points I want to make about a character or dynamic, but
don't feel *up* to writing a story -- or novella… well,
person can have a siren call.
Second question: I *know* there are novellas and novels
out there written in second-person. In terms of *fan*-fiction,
what are they, which are your favorites, and why? Do you
feel that the POV in these works 'taxed your stamina' at all?
Finally, a little more on how it *felt* to change the structure
of this snippet:
Creepy. Creepy, creepy, *creepy*. I'm not sure why that is,
honestly, though I suspect it comes down to the fact that,
when I'm writing Bruce in third-person limited, the man

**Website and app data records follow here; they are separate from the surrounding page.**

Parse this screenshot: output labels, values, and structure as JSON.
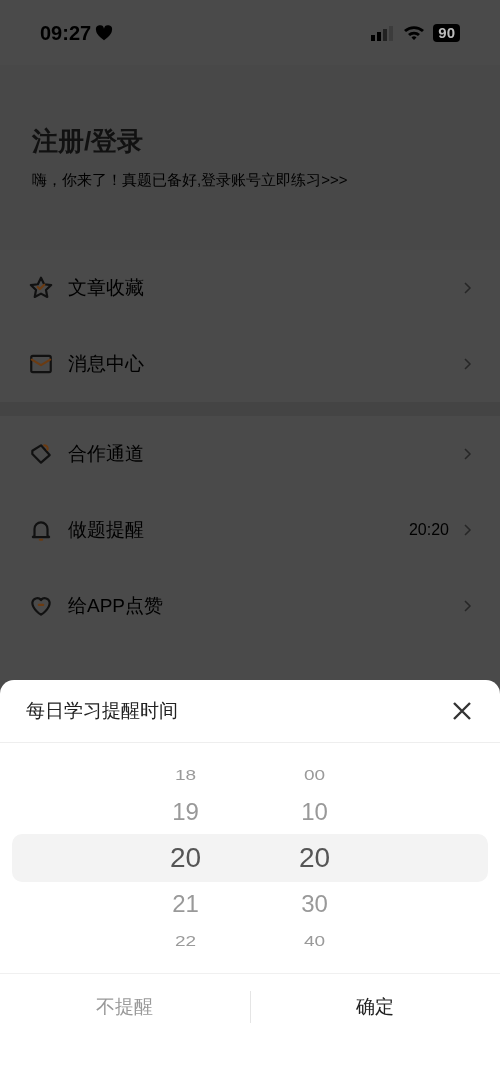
{
  "status_bar": {
    "time": "09:27",
    "battery": "90"
  },
  "header": {
    "title": "注册/登录",
    "subtitle": "嗨，你来了！真题已备好,登录账号立即练习>>>"
  },
  "menu_groups": [
    {
      "items": [
        {
          "kind": "star",
          "label": "文章收藏"
        },
        {
          "kind": "mail",
          "label": "消息中心"
        }
      ]
    },
    {
      "items": [
        {
          "kind": "tag",
          "label": "合作通道"
        },
        {
          "kind": "bell",
          "label": "做题提醒",
          "value": "20:20"
        },
        {
          "kind": "heart",
          "label": "给APP点赞"
        }
      ]
    }
  ],
  "sheet": {
    "title": "每日学习提醒时间",
    "hours": [
      {
        "label": "18",
        "selected": false
      },
      {
        "label": "19",
        "selected": false
      },
      {
        "label": "20",
        "selected": true
      },
      {
        "label": "21",
        "selected": false
      },
      {
        "label": "22",
        "selected": false
      }
    ],
    "minutes": [
      {
        "label": "00",
        "selected": false
      },
      {
        "label": "10",
        "selected": false
      },
      {
        "label": "20",
        "selected": true
      },
      {
        "label": "30",
        "selected": false
      },
      {
        "label": "40",
        "selected": false
      }
    ],
    "buttons": [
      {
        "kind": "secondary",
        "label": "不提醒"
      },
      {
        "kind": "primary",
        "label": "确定"
      }
    ]
  }
}
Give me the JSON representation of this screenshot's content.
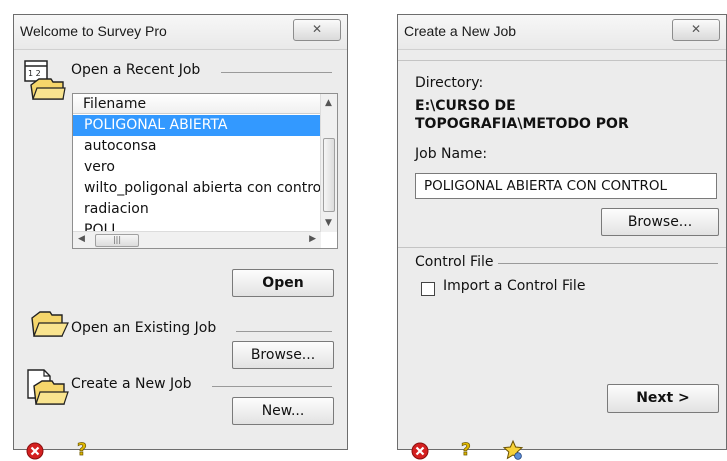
{
  "welcome": {
    "title": "Welcome to Survey Pro",
    "close_glyph": "✕",
    "recent_heading": "Open a Recent Job",
    "list_header": "Filename",
    "recent_files": [
      "POLIGONAL ABIERTA",
      "autoconsa",
      "vero",
      "wilto_poligonal abierta con control",
      "radiacion",
      "POLI"
    ],
    "selected_index": 0,
    "open_label": "Open",
    "existing_heading": "Open an Existing Job",
    "browse_label": "Browse...",
    "new_heading": "Create a New Job",
    "new_label": "New...",
    "icons": [
      "calendar-folder-icon",
      "folder-icon",
      "new-job-folder-icon",
      "error-icon",
      "help-icon"
    ]
  },
  "create": {
    "title": "Create a New Job",
    "close_glyph": "✕",
    "directory_label": "Directory:",
    "directory_value_line1": "E:\\CURSO DE",
    "directory_value_line2": "TOPOGRAFIA\\METODO POR",
    "job_name_label": "Job Name:",
    "job_name_value": "POLIGONAL ABIERTA CON CONTROL",
    "browse_label": "Browse...",
    "control_file_heading": "Control File",
    "import_label": "Import a Control File",
    "import_checked": false,
    "next_label": "Next >",
    "icons": [
      "error-icon",
      "help-icon",
      "favorite-star-icon"
    ]
  },
  "colors": {
    "selection": "#3399ff",
    "window_bg": "#ececec",
    "error_red": "#d42020"
  }
}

tends to express himself in oblique, tangential, euphemistic,
and all-around *annoying* ways. He goes *on* with his bad
self. He could out-filibuster Melville. He's a *gigantic* drama
queen, and he's Bruce.
In order to get to the heart(s) of the matter(s) in question, I
have to *work* for it, and, in terms of third-person limited,
work = verbiage.
In second-person… well, the feeling is closer to writing from
within the character than it is (for me, anyway) to having a
ring-side seat *to* the character's mental and emotional
processes. From within, there's no real need to *let* Bruce
(or any other character) talk around his thoughts and
emotions, and *every* real need to avoid letting Bruce do
of the kind.
Therefore, altering the POV of this story felt like nothing less
than first squatting in Bruce's brain, and then pulling in some
other, grabbier me in from the audience. I felt like an
invader, like the world's most ubiquitous house-guest, like --
I don't know.
I recognize that this is mostly me being a very *neurotic*
writer, but, well… here's one of the passages which made
me twitch a bit to alter:
You had looked in his eyes and seen yourself, seen the
past, smelled it and knew it --
You didn't recoil. You thought -- you thought, perhaps, this
would -- that you could --
You've only ever desired more from Jason, of him and for him
and from him.
Bruce had looked in Jason's eyes and seen himself, seen
the past, smelled it and knew it --
He didn't recoil. Bruce had thought -- he'd thought, perhaps,
this would -- that he could --
Bruce has only ever desired more from Jason, of him and
for him and from him.
Chances are, they don't seem very different to anyone but
myself. Certainly, I doubt that the edited version seems as
creepy to many of you reading as it did to *me*. Just the
same… it really wouldn't have come *out* like that if,
I'd started out with third-person limited. It might've been
more like (in first draft, I'm just riffing, etc., etc.):
Bruce had found himself looking into Jason's eyes and
he had seen --
He'd seen himself, and a part of himself which he knows,
now, he will never be able to leave in the past where it --
Would Jason think it belonged in the past? Bruce isn't sure,
and while he aspires (always) to do more, to *be* more --
While there's nothing he wants more, sometimes, than to be
a man who Jason didn't consider hopelessly naïve, or simply
Look, I've already half-forgotten what the original point in
that passage was. *laughs* Chances are, I'd still have found
a way to get there, but, as you can see, it would've taken a
lot more than four sentences and sentence-fragments, and a
*lot* more Bruce-ian verbal misdirection. And so --
Third question: Does this make *any* sense to you? Have
you ever felt the need to change a POV from one style to
another? Did it make the story feel different for you? Show